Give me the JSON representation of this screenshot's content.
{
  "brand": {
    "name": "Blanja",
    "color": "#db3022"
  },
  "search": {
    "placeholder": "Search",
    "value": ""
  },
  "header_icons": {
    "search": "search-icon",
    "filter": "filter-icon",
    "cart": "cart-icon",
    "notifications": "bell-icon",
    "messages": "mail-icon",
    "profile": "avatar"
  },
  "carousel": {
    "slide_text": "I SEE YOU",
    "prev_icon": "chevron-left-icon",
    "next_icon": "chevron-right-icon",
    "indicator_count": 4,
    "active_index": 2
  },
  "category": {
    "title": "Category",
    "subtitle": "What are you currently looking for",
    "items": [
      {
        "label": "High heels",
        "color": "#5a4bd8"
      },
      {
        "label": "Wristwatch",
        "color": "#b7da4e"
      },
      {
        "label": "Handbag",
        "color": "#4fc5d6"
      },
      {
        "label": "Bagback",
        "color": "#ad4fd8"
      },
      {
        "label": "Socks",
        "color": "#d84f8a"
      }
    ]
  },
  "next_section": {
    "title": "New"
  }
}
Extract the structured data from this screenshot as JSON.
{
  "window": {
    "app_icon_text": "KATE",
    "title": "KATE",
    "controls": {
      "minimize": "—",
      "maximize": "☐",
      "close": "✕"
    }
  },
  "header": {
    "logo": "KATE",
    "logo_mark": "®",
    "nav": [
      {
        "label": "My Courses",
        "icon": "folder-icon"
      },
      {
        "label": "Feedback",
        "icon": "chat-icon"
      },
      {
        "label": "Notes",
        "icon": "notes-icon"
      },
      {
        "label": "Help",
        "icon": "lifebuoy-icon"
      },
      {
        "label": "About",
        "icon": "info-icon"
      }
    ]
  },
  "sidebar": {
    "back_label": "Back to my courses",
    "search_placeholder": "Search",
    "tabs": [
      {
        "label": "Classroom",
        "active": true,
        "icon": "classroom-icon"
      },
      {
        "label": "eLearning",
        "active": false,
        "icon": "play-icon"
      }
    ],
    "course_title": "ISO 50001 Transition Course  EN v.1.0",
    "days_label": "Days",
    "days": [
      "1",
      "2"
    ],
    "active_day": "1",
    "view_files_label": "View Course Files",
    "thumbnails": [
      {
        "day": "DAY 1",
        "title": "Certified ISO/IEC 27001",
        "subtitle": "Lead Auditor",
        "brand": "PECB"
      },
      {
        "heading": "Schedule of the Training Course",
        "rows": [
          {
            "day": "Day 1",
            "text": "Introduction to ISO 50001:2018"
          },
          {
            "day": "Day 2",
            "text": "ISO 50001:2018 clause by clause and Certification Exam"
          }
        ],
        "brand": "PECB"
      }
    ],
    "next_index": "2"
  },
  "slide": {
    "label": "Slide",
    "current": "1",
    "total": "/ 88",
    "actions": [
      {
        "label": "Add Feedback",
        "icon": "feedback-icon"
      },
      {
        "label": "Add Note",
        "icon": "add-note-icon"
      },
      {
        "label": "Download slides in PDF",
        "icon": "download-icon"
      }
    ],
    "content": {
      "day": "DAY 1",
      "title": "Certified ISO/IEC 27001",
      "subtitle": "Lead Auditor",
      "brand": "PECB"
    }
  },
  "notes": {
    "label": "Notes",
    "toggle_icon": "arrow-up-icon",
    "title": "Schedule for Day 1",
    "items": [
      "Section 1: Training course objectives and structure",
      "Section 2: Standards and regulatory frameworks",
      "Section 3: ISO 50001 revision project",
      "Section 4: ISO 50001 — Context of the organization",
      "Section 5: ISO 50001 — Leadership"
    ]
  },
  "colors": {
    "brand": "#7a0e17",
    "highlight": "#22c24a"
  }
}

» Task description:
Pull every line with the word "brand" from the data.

» Task solution:
  "brand": {
        "brand": "PECB"
        "brand": "PECB"
      "brand": "PECB"
    "brand": "#7a0e17",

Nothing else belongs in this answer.